As such, The Nation’s EnviroNation blog rightly explained that although the Times had “breathlessly reported” the the forest conservation plan was all but signed, “the reality … is much more complex.” Indeed, two days ago the Associated Press’s Michael Casey had reported that “a lack of money could hurt” the forest deal, and that language calling for reducing deforestation 50 percent by 2020 had been struck from the text being considered. The Times of London reported Thursday, however, that “The conference was given another shot in the arm tonight when a group of developed nations, including Britain and the United States, announced $3.5 billion in fast start funding over the next three years towards slowing - and eventually halting - deforestation.”

Outside the Bella Center conference hall, where the summit is being held, the protests by thousands of activists at the lack of progress at the meeting were captured in graphic photographs and video (see footage at the U.K.’s Telegraph and BBC News) showing Copenhagen police in riot gear trying to contain the crowd.
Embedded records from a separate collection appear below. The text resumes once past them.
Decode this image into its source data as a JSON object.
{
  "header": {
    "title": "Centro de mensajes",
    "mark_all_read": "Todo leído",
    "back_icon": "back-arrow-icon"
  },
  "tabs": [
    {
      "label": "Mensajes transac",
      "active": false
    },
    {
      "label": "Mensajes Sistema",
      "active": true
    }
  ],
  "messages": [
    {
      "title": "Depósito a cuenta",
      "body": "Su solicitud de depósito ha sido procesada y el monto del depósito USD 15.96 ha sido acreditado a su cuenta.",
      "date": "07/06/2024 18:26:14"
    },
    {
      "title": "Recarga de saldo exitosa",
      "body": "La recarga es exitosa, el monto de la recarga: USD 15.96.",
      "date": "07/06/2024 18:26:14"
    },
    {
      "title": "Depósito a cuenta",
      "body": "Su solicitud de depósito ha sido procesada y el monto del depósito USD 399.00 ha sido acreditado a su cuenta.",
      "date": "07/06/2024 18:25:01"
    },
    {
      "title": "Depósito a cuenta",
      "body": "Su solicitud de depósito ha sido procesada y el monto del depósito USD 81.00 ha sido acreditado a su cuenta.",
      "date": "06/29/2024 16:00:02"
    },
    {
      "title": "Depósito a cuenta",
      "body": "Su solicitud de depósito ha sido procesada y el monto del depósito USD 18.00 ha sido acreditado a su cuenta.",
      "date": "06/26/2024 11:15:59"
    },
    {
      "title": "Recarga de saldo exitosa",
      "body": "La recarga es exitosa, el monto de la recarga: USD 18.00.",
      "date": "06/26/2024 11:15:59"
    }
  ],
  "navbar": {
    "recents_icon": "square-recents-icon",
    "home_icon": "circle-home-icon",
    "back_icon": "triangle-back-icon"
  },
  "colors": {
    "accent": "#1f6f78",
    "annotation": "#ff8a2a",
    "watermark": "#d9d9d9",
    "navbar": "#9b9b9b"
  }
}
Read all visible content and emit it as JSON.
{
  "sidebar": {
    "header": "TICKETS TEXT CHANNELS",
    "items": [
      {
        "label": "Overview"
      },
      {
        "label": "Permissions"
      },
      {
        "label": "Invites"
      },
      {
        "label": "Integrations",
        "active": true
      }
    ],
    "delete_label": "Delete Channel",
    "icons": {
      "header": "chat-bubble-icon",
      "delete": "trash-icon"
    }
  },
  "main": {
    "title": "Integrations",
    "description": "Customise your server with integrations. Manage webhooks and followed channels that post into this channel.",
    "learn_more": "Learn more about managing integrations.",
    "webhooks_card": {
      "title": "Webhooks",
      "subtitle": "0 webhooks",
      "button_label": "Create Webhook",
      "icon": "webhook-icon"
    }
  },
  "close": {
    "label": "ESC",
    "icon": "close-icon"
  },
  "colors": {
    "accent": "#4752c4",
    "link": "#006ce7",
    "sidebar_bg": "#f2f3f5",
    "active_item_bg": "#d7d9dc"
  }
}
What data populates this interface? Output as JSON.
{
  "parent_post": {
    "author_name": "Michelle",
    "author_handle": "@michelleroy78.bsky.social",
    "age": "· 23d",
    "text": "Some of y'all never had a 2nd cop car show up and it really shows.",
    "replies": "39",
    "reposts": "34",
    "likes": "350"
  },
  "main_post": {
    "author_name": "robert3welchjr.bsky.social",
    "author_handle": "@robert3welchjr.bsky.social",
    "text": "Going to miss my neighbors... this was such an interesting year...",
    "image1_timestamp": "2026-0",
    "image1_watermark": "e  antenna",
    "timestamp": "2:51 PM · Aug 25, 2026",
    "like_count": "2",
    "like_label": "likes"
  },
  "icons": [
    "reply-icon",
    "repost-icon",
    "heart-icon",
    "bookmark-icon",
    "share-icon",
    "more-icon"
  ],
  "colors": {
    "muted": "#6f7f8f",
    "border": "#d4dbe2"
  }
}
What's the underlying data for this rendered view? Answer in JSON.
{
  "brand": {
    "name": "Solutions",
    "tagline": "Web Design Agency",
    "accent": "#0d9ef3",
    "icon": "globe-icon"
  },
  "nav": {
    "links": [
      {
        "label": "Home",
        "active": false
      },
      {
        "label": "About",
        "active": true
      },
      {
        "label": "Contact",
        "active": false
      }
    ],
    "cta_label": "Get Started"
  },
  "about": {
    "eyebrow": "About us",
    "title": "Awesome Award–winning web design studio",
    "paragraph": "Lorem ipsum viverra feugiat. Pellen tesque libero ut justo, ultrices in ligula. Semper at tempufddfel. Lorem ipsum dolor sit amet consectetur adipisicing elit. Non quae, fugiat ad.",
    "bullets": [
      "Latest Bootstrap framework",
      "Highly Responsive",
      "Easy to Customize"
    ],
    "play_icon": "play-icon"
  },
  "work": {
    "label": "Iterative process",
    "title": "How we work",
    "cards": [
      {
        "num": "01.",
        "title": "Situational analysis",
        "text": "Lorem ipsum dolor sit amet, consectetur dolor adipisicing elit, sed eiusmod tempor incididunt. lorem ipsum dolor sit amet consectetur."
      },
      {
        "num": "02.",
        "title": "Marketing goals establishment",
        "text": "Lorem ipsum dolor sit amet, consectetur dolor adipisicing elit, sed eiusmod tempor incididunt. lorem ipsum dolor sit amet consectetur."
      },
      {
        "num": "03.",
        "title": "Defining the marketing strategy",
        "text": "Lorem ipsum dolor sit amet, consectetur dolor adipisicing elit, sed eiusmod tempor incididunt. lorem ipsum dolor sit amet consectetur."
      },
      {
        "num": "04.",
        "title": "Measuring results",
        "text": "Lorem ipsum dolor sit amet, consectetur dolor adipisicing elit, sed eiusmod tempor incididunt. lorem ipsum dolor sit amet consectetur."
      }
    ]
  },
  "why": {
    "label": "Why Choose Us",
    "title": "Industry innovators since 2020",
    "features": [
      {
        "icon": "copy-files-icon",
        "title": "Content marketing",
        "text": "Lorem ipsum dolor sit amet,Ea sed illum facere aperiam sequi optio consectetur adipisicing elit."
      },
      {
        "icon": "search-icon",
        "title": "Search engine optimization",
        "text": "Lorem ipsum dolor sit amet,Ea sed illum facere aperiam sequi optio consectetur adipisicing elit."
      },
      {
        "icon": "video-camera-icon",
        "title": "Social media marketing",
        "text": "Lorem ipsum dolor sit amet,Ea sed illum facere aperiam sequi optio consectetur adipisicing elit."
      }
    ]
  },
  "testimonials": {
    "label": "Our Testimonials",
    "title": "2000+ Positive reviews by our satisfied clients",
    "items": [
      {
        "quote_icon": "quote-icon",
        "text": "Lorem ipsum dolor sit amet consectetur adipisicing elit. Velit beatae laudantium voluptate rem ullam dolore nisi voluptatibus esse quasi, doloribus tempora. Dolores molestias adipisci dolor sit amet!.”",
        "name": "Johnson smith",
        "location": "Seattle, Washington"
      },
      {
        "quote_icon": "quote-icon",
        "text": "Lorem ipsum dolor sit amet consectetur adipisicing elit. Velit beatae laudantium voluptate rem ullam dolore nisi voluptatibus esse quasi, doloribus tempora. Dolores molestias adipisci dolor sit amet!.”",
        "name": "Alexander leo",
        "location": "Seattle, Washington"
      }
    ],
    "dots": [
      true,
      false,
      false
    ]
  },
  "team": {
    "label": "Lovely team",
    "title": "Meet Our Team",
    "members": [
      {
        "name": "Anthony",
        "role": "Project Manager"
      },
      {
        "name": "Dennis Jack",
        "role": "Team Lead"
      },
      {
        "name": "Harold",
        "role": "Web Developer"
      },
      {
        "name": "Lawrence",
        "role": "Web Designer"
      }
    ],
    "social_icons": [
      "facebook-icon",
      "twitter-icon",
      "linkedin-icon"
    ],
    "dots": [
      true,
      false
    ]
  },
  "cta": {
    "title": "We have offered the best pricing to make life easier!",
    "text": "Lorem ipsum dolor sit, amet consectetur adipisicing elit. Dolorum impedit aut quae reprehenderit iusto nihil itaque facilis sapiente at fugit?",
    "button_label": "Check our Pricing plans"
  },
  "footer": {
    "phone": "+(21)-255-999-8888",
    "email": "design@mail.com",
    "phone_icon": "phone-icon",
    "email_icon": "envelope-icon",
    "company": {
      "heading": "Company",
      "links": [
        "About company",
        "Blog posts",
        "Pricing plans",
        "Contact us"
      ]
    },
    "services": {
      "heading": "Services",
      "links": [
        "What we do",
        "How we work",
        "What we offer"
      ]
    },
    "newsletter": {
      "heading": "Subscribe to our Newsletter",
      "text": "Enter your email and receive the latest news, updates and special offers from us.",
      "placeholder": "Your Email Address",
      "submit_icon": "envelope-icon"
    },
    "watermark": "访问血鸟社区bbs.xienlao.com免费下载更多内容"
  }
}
Media coverage of the final days of the Copenhagen summit continues its crescendo, as an interesting timeline on Google depicts (about a seven-fold upswing in the number of sources covering this story over the past two days). Over at Twitter, the Purdue University’s Need4Feed tool shows the traffic has been intense for the past three days, hitting about 11,000 daily tweets Monday and Tuesday, and likely to go higher today (already at nearly 13,000 at 3:30 p.m. EST).

Has America ever needed a media watchdog more than now? Help us by joining CJR today.

Curtis Brainard and Cristine Russell are CJR contributors. Brainard is the president of the Council for the Advancement of Science Writing and a senior fellow at Harvard's Belfer Center for Science and International Affairs. She is a former Shorenstein Center fellow and Washington Post reporter.